Final Bow: The Encounter's Simon McBurney on Introducing Broadway to Something Unusual
Using technology and storytelling, the new work takes audiences deep into the Amazon.
As The Encounter creator Simon McBurney readily acknowledges, his show is not typical Broadway fare. In addition to having audio that's fed directly into each audience member's cranium via a set of headphones, the production features unique set design composed mostly of found items and many, many plastic bottles of water.
Though McBurney is the show's only actor, his world is populated with several characters, most of whom are played by McBurney himself.

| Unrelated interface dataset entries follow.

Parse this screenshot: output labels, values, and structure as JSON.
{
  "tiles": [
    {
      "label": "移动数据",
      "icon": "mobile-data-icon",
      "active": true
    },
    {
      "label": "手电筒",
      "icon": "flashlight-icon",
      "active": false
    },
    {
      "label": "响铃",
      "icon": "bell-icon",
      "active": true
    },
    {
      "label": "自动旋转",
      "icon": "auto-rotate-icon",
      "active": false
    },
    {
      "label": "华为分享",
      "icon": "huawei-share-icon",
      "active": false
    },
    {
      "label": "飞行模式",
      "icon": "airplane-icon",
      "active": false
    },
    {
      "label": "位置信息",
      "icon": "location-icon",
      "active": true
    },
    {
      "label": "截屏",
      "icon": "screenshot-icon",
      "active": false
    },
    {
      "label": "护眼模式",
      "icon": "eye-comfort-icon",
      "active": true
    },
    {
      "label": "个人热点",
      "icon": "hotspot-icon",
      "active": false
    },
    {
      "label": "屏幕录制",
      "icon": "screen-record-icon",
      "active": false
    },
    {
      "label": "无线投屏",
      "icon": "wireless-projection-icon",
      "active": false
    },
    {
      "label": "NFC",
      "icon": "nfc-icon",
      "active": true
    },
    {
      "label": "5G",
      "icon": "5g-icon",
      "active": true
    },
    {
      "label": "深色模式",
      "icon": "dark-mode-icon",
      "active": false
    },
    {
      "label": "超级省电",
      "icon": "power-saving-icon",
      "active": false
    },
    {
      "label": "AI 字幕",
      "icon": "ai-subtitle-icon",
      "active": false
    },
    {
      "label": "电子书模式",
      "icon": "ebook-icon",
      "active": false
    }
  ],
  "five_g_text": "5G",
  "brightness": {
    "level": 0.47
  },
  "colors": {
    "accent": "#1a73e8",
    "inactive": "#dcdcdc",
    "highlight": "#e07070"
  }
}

The character of his (real-life) daughter, however, is created exclusively through sound recordings of her voice, captured during conversations in the family's London home.
The play's Broadway stay was a limited run, kicking off a tour of the production, and McBurney will take his last curtain call on the John Golden Theatre on January 8. As the Tony-nominated director prepares to bring his encounter with Broadway to an end and hit the road, he took time to look back on the experience of making his Broadway acting debut.
1. What is your favorite line that you get to say?
"Some of us are friends."
2. Everyone loves inside jokes. What is the best one from your show?
Being alone onstage… you don't have anybody else to really communicate with. So the solitude actually makes it a very gentle place, and much less sort of hysterical than many theater productions that I've been in because you have everybody screaming and shouting and joking and laughing backstage to keep their energy up. Here, I've only got myself — and my wonderful stage managers and technical team.
3. Every show experiences technical difficulties. What was the worst technical difficulty experienced during your show and how was it handled?
With a show as technical as this, there are so many things that could go wrong, technically. Yet curiously, one of the simplest props there is, a bamboo stick, which is absolutely integral to everything that I do onstage, was forgotten one night. And what happens is that the stage is blocked off, there's no entrance or exit to the stage whatsoever…So I'm trying to indicate to my sound people that my bamboo is not there...They had to literally move some of the lights out of the way and somebody had to get onstage and put [on] the bamboo stick.
But frequently stuff in my show goes down, so the sound boys are talking to me a little bit like Houston talking to a space rocket. Meanwhile, the audience isn't hearing anything at all, and I'm carrying on acting.
4. What was the most "interesting" interaction you had at the stage door?
Oh my golly, there've been so many. Well, the piece is about a photographer called Loren McIntyre who was the National Geographic photographer [I impersonate], and his granddaughter turned up and his daughter and his whole family. And they said to me, "So when did you meet Loren?" I said, "Well I never met him." They said, "Well how come you had all his gestures and you sounded like him?" So that was a really fascinating evening. I mean, there is a very simple explanation for it in the sense that when you know somebody and you know somebody is imitating that person, you project onto them. But nonetheless it was a kind of eerie moment.
5. Who is the coolest person that came to see your show? (You can't say your family!)
It's probably the same answer. But also a man in his late 70s turned up. He's a retired photographer from National Geographic, and he said, "I was one of Loren McIntyre's closest friends." That was very extraordinary, too.
6. Who or what do you consider the main influences of The Encounter?
I would say an early influence was the work of Spalding Gray, who used to sit with a microphone absolutely stock still and tell the most extraordinary stories. Another influence for me is my dad because my dad was an archeologist and he had an extraordinarily connection with anthropology. He was an American. He was from Massachusetts and his family were part Native American, so that was a big key for me in terms of the subject matter of the piece.
7. What aspect of the book Amazon Beaming, on which your show is based, were you most eager to capture in The Encounter?
The question of whether we in our society here and now really see the world as it is. In other words, have we got it right in the way we approach the world or are there other people that we should listen to on the edges of our world whose voices we should be able to hear and sometimes we can't?
8. Has your daughter seen the show? What does she think of being featured?
Yes, she has seen the show and she loves it. One Sunday she sat in and at the end of the show she came onstage and the reaction in the audience was simply incredible, because in a way it made them understand that everything that they had seen was real, and as a consequence they were sort of absolutely bowled over.
9. What is the idea behind all of the water bottles you have onstage, aside from hydration?
The point about the water is, that is the way that we see water in our society now. If you like, the set is made up of the detritus of our world, trash and garbage. The sense of waste which is at the heart of our society should just be jogged or not jogged. Without making a big point on it, I want people to think about it or wonder why there are so many water bottles there onstage at the very least.
10. How has making your Broadway acting debut been different than you expected?
It's very demanding — perhaps [even] more demanding than I expected, with a more demanding audience, because when people set aside time and money to come and see something on Broadway, they very reasonably expect you to deliver. This piece is in some ways not standard Broadway fair. But to see it on Broadway is important because we get to reach people who would never normally choose to see something like this. Anything between 40 and 50 thousand people have seen it, which is an incredible thing.